Catholic World News News Feature
New Rules Give Vatican Responsibility For Certain Clerical Discipline January 07, 2002
VATICAN, Jan 7, 02 (CWNews.com) - Pope John Paul II has issued a new policy document, giving the Congregation for the Doctrine of the Faith responsibility for handling the discipline of priests who commit "grave offenses" against the sacraments or the sexual abuse of children.
The policy is set out in a "motu proprio," which was published today in Acta Apostolica Sedes, the official annals of the Holy See. The four-page document, written in Latin and entitled "Sacramentorum sanctitatis tutela," is dated May 19, 2001, and has already been conveyed to all the world's bishops by Cardinal Joseph Ratzinger, the prefect of the Congregation for the Doctrine of the Faith.
The motu proprio has the effect of changing certain aspects of Canon Law, giving new authority to the Congregation for the Doctrine of the Faith. That Congregation is authorized to respond to cases in which priests commit any of certain specific offenses. The offenses listed-- eight in number-- concern the Eucharist, the sacrament of Penance, and immoral behavior.
The listed offenses against the Eucharist include disrespectful treatment of the sacred species, "concelebrating" with an individual who is not an ordained Catholic priest, or celebrating Mass for sacrilegious purposes. Offenses against Penance include using the sacrament as a pretext for soliciting sexual partners, and violating the seal of confession. Another category of "grave offenses" is "sin against the 6th Commandment committed with a minor of less than 18 years."
When these offenses are reported, Cardinal Ratzinger informs the world's bishops and religious superiors that they should conduct an investigation of the charges, and also notify the Congregation for the Doctrine of the Faith. The disciplinary response is reserved to that Vatican body. The Vatican will maintain records of all such disciplinary cases for 10 years, except in pedophilia cases, for which the files will remain open for 18 years.

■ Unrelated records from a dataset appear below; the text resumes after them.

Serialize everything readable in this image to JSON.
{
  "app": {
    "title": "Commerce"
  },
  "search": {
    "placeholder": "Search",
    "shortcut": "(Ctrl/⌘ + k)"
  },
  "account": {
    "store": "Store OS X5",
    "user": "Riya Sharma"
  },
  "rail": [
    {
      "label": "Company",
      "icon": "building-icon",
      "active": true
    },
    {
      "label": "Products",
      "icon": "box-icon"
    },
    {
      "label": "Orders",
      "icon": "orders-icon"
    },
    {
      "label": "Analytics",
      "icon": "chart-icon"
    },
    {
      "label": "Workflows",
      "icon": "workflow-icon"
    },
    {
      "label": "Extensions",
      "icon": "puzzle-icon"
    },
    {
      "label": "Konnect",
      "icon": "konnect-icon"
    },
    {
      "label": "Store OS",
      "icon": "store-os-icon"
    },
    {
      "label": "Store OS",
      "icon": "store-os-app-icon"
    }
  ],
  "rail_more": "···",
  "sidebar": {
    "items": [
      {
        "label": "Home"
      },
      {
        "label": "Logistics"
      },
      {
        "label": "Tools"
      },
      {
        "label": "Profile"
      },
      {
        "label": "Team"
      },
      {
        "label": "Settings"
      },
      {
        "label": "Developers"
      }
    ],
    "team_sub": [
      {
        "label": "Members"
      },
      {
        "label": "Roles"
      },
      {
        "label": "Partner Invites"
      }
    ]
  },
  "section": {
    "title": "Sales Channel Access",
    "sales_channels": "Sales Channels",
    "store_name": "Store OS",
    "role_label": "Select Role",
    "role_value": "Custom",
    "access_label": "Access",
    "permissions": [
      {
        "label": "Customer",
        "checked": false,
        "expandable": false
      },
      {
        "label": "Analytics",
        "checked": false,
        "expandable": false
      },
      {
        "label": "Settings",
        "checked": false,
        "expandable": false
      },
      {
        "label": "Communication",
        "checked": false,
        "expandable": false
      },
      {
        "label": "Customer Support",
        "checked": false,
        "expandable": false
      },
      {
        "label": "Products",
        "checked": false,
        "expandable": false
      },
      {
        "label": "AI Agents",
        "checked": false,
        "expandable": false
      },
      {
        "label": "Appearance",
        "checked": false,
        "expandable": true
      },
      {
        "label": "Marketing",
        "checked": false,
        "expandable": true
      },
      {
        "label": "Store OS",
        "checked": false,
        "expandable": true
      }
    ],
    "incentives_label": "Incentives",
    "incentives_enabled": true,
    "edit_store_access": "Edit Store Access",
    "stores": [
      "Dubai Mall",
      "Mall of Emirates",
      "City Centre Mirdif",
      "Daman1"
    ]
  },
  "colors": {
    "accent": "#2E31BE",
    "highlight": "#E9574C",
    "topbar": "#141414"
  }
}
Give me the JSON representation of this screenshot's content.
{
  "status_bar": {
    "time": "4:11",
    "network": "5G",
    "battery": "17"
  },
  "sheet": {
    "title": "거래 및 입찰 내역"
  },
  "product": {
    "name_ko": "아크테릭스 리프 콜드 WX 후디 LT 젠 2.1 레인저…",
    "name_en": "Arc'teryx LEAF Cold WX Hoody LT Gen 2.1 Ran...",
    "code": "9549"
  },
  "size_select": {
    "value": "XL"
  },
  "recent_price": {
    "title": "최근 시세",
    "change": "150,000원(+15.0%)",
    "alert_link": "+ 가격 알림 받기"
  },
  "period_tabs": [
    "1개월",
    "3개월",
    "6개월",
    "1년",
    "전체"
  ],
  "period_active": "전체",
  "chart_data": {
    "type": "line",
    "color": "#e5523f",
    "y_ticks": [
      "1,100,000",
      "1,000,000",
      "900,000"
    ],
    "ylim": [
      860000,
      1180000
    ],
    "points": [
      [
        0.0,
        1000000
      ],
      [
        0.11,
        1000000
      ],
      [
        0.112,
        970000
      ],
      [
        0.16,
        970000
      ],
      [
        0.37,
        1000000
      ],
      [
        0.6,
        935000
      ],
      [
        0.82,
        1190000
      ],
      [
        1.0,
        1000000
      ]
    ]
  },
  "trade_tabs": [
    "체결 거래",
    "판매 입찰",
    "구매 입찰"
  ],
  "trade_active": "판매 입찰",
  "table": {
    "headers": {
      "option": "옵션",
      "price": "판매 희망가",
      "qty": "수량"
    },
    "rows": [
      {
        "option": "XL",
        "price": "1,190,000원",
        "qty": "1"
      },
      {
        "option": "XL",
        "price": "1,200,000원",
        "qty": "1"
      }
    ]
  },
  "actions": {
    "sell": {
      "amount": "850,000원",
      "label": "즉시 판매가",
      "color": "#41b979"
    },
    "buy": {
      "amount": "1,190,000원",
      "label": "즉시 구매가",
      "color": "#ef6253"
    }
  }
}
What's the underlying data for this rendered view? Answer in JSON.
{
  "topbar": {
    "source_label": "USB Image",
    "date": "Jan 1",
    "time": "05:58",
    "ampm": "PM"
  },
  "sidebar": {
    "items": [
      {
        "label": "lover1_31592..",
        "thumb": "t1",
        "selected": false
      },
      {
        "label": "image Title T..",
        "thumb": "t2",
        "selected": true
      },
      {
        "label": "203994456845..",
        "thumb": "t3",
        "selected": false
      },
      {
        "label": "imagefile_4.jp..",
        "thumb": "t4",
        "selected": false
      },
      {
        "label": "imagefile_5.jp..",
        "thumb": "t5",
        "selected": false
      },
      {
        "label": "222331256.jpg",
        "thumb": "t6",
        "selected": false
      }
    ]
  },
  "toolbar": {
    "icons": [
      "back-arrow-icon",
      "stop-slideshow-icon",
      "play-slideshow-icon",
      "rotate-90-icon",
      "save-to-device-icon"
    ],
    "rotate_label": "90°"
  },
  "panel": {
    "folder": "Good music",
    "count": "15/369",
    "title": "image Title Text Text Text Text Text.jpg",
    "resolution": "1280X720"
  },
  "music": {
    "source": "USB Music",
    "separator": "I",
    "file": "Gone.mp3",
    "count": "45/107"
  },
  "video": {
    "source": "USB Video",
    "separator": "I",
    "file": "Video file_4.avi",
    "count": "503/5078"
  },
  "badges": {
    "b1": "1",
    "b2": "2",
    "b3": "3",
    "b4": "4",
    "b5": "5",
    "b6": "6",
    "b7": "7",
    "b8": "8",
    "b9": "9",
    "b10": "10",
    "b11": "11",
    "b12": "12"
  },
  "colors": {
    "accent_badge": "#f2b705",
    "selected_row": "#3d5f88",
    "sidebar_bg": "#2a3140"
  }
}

The purpose of the new disciplinary policy, Cardinal Ratzinger explains in a letter accompanying the motu proprio, is "not only to avoid these grave sins but also to protect the sanctity of the clergy and the faithful through the necessary sanctions and pastoral care."